[[ Task input, beginning ]]

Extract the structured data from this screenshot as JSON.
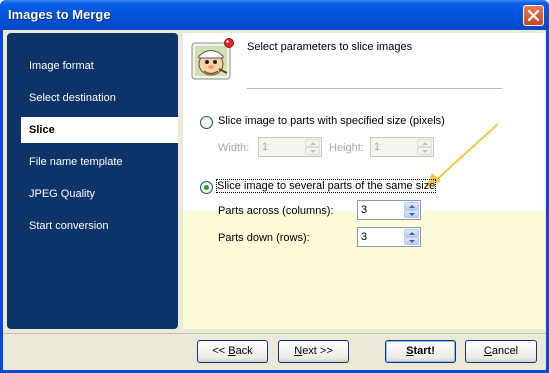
{
  "window": {
    "title": "Images to Merge"
  },
  "sidebar": {
    "items": [
      {
        "label": "Image format",
        "active": false
      },
      {
        "label": "Select destination",
        "active": false
      },
      {
        "label": "Slice",
        "active": true
      },
      {
        "label": "File name template",
        "active": false
      },
      {
        "label": "JPEG Quality",
        "active": false
      },
      {
        "label": "Start conversion",
        "active": false
      }
    ]
  },
  "header": {
    "text": "Select parameters to slice images",
    "icon": "popeye-cartoon-icon"
  },
  "options": {
    "by_size": {
      "label": "Slice image to parts with specified size (pixels)",
      "selected": false,
      "width_label": "Width:",
      "width_value": "1",
      "height_label": "Height:",
      "height_value": "1"
    },
    "by_parts": {
      "label": "Slice image to several parts of the same size",
      "selected": true,
      "across_label": "Parts across (columns):",
      "across_value": "3",
      "down_label": "Parts down (rows):",
      "down_value": "3"
    }
  },
  "buttons": {
    "back_prefix": "<< ",
    "back_accel": "B",
    "back_rest": "ack",
    "next_accel": "N",
    "next_rest": "ext >>",
    "start_accel": "S",
    "start_rest": "tart!",
    "cancel_accel": "C",
    "cancel_rest": "ancel"
  },
  "colors": {
    "sidebar_bg": "#0c3468",
    "highlight_bg": "#fefad8",
    "arrow": "#f2c744",
    "radio_dot": "#21a121"
  }
}
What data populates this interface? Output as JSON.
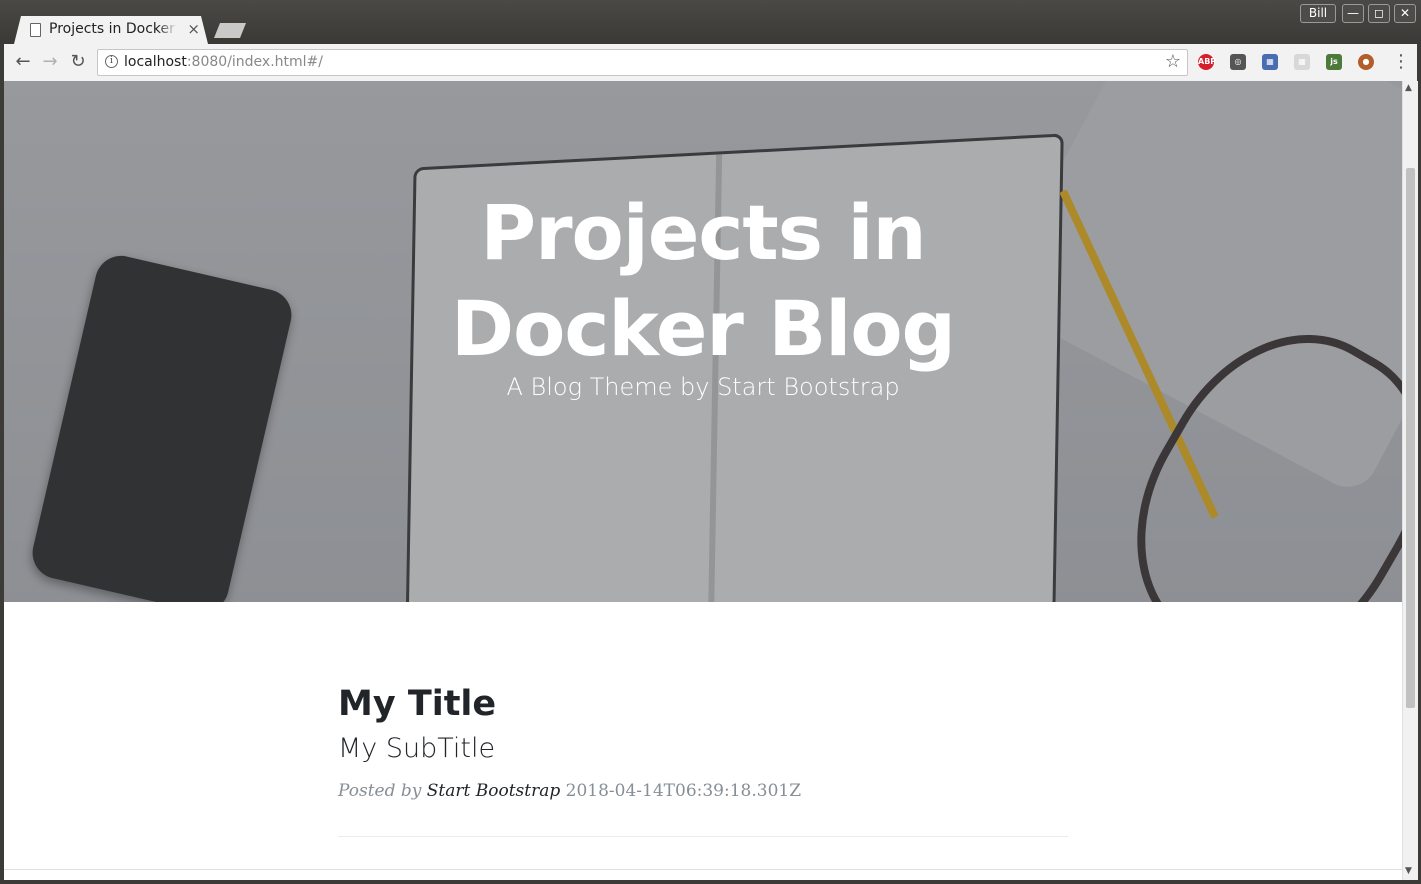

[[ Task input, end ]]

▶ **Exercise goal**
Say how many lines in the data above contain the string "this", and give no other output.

▶ **Answer section**
2